A prominent Indonesian businessman has warned foreign miners of the perils of investing in his own country over the next two years due to new laws which curb overseas ownership.
The Australian reports that Noke Kiroyan, a veteran of the Indonesian mining industry who previously headed Rio Tinto (ASX:RIO) and Newmont Mining's (NYSE:NEM) operations in the archipelago nation, has said rampant nationalism was making mining investment by foreigners far more risky, pointing to the ambiguity of new laws which force overseas companies to cede majority ownership to local businesses.
Kiroyan, who made the remarks during a visit to the Western Australian capital of Perth, says the new laws are unlikely to be changed until the next round of elections in 2014 when incumbent President Susilo Bambang will resign from office.
"The only realistic option is to wait until the next administration because it is this current administration that has changed it," said Kiroyan.
The new laws stipulate that foreign miners must cede 51% of equity in joint ventures to the local government or Indonesian private companies five years after production commences.

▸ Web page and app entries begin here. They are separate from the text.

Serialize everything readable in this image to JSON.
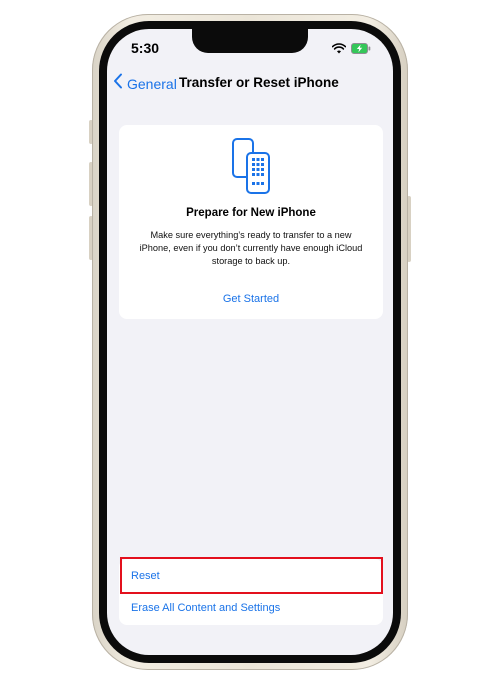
{
  "status_bar": {
    "time": "5:30"
  },
  "nav": {
    "back_label": "General",
    "title": "Transfer or Reset iPhone"
  },
  "prepare_card": {
    "title": "Prepare for New iPhone",
    "description": "Make sure everything’s ready to transfer to a new iPhone, even if you don’t currently have enough iCloud storage to back up.",
    "action_label": "Get Started",
    "icon": "two-phones-icon"
  },
  "reset_group": {
    "reset_label": "Reset",
    "erase_label": "Erase All Content and Settings"
  },
  "colors": {
    "accent": "#1a73e8",
    "screen_background": "#f2f2f7",
    "highlight": "#e3101d"
  }
}
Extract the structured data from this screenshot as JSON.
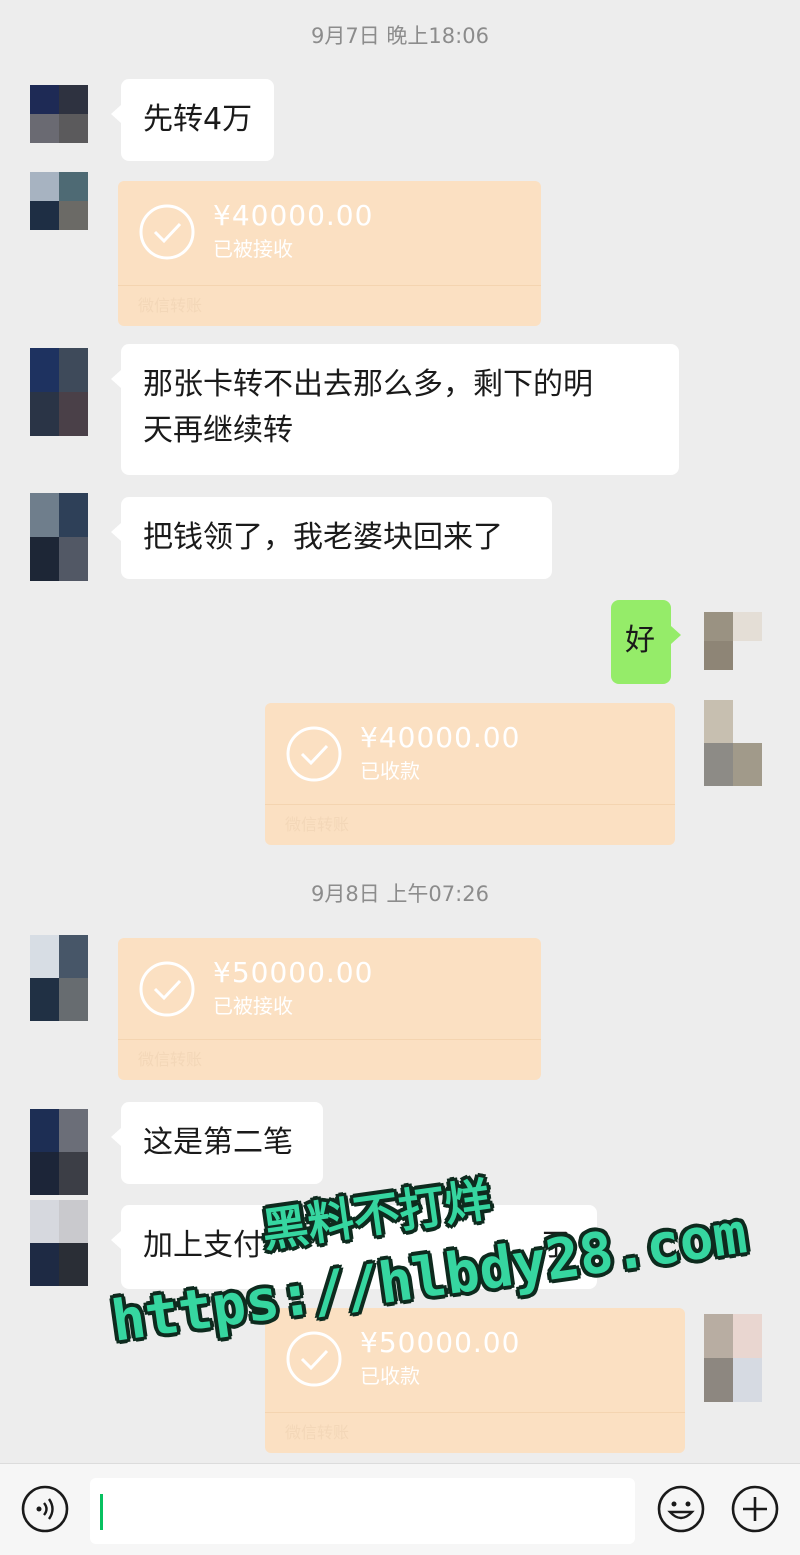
{
  "timestamps": [
    "9月7日 晚上18:06",
    "9月8日 上午07:26"
  ],
  "messages": {
    "m1": "先转4万",
    "m2_line1": "那张卡转不出去那么多，剩下的明",
    "m2_line2": "天再继续转",
    "m3": "把钱领了，我老婆块回来了",
    "m4": "好",
    "m5": "这是第二笔",
    "m6_a": "加上支付",
    "m6_b": "了"
  },
  "transfers": [
    {
      "amount": "¥40000.00",
      "status": "已被接收",
      "footer": "微信转账"
    },
    {
      "amount": "¥40000.00",
      "status": "已收款",
      "footer": "微信转账"
    },
    {
      "amount": "¥50000.00",
      "status": "已被接收",
      "footer": "微信转账"
    },
    {
      "amount": "¥50000.00",
      "status": "已收款",
      "footer": "微信转账"
    }
  ],
  "watermark": {
    "line1": "黑料不打烊",
    "line2": "https://hlbdy28.com"
  },
  "colors": {
    "background": "#ededed",
    "bubble_in": "#ffffff",
    "bubble_out": "#95ec69",
    "transfer": "#fbe0c2",
    "watermark": "#36d6a0"
  },
  "icons": [
    "voice-icon",
    "emoji-icon",
    "plus-icon"
  ]
}
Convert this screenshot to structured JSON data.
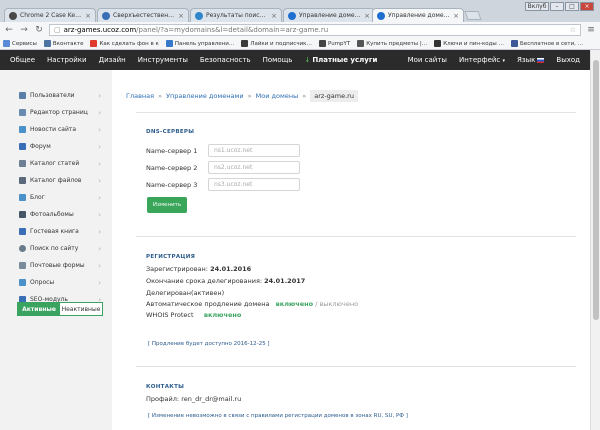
{
  "browser": {
    "tabs": [
      {
        "title": "Chrome 2 Case Key | Mar",
        "color": "#4a4a4a",
        "close": "×"
      },
      {
        "title": "Сверхъестественное 1,2,3",
        "color": "#3a6fb7",
        "close": "×"
      },
      {
        "title": "Результаты поиска «Кин",
        "color": "#2f86c9",
        "close": "×"
      },
      {
        "title": "Управление доменами",
        "color": "#1e6fd1",
        "close": "×"
      },
      {
        "title": "Управление доменами —",
        "color": "#1e6fd1",
        "close": "×"
      }
    ],
    "window_title": "Вклуб",
    "window_controls": [
      "–",
      "□",
      "×"
    ],
    "url_host": "arz-games.ucoz.com",
    "url_path": "/panel/?a=mydomains&l=detail&domain=arz-game.ru",
    "bookmarks": [
      {
        "label": "Сервисы",
        "color": "#5b8bd6"
      },
      {
        "label": "Вконтакте",
        "color": "#4c75a3"
      },
      {
        "label": "Как сделать фон в к",
        "color": "#e03a2c"
      },
      {
        "label": "Панель управлени…",
        "color": "#3579c8"
      },
      {
        "label": "Лайки и подписчик…",
        "color": "#3a3a3a"
      },
      {
        "label": "PumpYT",
        "color": "#444444"
      },
      {
        "label": "Купить предметы |…",
        "color": "#555555"
      },
      {
        "label": "Ключи и пин-коды …",
        "color": "#333333"
      },
      {
        "label": "Бесплатное в сети, …",
        "color": "#3b5998"
      }
    ]
  },
  "topnav": {
    "items": [
      "Общее",
      "Настройки",
      "Дизайн",
      "Инструменты",
      "Безопасность",
      "Помощь"
    ],
    "paid_icon": "↓",
    "paid": "Платные услуги",
    "right": [
      "Мои сайты",
      "Интерфейс",
      "Язык",
      "Выход"
    ]
  },
  "sidebar": {
    "items": [
      "Пользователи",
      "Редактор страниц",
      "Новости сайта",
      "Форум",
      "Каталог статей",
      "Каталог файлов",
      "Блог",
      "Фотоальбомы",
      "Гостевая книга",
      "Поиск по сайту",
      "Почтовые формы",
      "Опросы",
      "SEO-модуль"
    ],
    "toggle_active": "Активные",
    "toggle_inactive": "Неактивные"
  },
  "breadcrumb": {
    "home": "Главная",
    "domains": "Управление доменами",
    "my": "Мои домены",
    "sep": "»",
    "current": "arz-game.ru"
  },
  "dns": {
    "heading": "DNS-СЕРВЕРЫ",
    "rows": [
      {
        "label": "Name-сервер 1",
        "placeholder": "ns1.ucoz.net"
      },
      {
        "label": "Name-сервер 2",
        "placeholder": "ns2.ucoz.net"
      },
      {
        "label": "Name-сервер 3",
        "placeholder": "ns3.ucoz.net"
      }
    ],
    "save": "Изменить"
  },
  "registration": {
    "heading": "РЕГИСТРАЦИЯ",
    "registered_label": "Зарегистрирован:",
    "registered": "24.01.2016",
    "expiry_label": "Окончание срока делегирования:",
    "expiry": "24.01.2017",
    "delegated": "Делегирован(активен)",
    "auto_label": "Автоматическое продление домена",
    "auto_on": "включено",
    "auto_sep": "/",
    "auto_off": "выключено",
    "whois_label": "WHOIS Protect",
    "whois": "включено",
    "note": "[ Продление будет доступно 2016-12-25 ]"
  },
  "contacts": {
    "heading": "КОНТАКТЫ",
    "profile_label": "Профайл:",
    "profile": "ren_dr_dr@mail.ru",
    "note": "[ Изменение невозможно в связи с правилами регистрации доменов в зонах RU, SU, РФ ]"
  }
}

Indonesia's reputation as a foreign investment has worsened considerably this year, with a wave of resource nationalism leading the government to forcibly seize majority stakes in mining sector joint ventures.